▶ **The records**:
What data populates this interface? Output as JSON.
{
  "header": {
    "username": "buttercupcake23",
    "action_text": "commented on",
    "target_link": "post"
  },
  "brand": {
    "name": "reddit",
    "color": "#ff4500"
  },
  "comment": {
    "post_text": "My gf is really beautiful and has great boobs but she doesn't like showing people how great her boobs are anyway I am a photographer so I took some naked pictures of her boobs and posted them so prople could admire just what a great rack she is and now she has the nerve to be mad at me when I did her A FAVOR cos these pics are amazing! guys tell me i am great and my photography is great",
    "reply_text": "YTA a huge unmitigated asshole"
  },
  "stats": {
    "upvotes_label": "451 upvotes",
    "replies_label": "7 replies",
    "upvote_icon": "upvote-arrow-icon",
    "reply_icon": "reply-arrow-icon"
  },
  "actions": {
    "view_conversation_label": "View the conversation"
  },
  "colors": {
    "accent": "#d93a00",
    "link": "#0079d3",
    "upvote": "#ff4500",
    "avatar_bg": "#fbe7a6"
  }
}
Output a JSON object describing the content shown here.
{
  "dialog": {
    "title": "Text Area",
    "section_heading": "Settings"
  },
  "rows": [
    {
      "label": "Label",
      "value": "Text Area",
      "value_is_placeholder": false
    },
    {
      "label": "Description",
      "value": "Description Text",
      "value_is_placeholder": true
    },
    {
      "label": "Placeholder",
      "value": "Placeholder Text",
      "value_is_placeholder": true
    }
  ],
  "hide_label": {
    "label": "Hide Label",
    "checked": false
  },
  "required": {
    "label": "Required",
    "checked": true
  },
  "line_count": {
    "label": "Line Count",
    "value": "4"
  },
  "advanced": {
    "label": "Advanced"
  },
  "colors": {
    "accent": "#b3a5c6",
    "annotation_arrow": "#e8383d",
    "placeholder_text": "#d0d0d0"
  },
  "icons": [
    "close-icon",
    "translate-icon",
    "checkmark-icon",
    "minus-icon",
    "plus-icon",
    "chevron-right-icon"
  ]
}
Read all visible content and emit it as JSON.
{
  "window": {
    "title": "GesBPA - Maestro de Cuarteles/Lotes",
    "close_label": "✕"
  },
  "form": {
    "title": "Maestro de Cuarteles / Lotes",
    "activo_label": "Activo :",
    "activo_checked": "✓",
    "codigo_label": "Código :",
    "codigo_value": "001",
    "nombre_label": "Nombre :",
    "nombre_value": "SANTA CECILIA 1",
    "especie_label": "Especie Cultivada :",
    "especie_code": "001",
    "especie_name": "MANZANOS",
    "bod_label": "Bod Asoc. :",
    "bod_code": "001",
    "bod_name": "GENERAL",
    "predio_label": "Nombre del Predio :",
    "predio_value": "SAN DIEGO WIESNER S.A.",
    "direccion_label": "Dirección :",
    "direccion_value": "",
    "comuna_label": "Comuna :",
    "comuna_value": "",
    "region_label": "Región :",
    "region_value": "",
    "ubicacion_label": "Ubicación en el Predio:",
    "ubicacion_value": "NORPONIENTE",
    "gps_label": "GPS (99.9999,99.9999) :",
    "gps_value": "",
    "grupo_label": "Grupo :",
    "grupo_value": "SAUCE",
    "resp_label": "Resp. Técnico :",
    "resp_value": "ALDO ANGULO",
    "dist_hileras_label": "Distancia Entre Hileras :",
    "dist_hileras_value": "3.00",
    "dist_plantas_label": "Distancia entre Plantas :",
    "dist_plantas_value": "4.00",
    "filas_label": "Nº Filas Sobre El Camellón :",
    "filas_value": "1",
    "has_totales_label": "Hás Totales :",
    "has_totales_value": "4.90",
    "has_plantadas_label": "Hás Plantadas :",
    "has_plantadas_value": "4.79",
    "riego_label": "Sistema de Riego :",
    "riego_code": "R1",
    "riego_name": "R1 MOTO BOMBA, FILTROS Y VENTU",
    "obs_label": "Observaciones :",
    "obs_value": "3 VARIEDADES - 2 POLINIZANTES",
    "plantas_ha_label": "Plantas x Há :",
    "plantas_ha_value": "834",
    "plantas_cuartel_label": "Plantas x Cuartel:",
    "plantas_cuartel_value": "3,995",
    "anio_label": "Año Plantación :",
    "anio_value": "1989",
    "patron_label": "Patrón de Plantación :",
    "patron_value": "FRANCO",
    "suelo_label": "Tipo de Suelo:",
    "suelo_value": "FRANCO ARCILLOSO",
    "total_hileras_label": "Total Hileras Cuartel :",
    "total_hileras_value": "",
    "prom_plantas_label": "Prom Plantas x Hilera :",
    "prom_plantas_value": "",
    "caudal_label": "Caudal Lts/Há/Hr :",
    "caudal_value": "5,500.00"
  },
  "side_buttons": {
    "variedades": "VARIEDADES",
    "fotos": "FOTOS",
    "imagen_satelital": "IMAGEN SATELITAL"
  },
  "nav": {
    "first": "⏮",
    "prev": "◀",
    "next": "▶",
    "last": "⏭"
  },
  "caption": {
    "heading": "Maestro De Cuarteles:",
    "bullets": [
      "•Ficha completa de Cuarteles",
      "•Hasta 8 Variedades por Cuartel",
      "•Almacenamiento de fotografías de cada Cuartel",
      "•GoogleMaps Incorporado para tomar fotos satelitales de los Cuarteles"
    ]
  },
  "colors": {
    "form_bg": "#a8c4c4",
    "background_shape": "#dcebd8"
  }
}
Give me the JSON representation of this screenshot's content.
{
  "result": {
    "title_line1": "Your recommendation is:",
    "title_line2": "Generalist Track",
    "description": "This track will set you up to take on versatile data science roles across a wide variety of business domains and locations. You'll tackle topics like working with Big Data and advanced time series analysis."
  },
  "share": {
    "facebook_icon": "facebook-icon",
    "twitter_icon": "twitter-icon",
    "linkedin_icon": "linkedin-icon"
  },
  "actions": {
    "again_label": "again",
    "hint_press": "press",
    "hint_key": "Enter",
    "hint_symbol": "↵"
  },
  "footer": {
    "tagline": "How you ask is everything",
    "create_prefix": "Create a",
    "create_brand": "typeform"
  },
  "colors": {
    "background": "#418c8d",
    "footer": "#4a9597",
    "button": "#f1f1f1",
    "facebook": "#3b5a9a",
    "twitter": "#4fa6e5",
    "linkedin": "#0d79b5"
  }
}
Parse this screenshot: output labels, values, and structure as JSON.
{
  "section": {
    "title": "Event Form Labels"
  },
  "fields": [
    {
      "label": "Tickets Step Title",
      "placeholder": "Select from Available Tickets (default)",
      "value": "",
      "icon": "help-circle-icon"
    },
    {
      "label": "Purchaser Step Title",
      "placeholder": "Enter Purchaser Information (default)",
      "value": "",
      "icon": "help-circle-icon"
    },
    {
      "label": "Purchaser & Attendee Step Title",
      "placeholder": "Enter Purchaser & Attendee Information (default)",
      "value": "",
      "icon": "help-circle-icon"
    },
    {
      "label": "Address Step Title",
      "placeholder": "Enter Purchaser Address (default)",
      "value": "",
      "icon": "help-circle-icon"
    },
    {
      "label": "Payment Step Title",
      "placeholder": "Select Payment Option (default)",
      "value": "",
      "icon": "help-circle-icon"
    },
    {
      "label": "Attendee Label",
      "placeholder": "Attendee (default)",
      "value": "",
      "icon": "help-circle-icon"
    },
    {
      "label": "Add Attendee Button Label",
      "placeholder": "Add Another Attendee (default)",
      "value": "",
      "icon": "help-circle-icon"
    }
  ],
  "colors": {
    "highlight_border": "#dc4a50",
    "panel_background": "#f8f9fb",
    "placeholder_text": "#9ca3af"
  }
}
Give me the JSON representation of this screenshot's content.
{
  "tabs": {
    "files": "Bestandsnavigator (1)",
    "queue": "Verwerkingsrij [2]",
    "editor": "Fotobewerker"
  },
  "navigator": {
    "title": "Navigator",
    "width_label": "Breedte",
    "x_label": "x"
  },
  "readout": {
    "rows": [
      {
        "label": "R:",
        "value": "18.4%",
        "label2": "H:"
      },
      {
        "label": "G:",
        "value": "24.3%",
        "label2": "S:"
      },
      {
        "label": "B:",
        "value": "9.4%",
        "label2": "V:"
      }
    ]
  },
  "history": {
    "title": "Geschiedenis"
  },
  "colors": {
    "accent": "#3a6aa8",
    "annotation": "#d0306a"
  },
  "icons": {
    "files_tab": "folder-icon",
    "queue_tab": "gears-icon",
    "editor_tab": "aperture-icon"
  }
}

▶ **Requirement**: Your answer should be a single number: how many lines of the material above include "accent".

▶ **Answer**: 3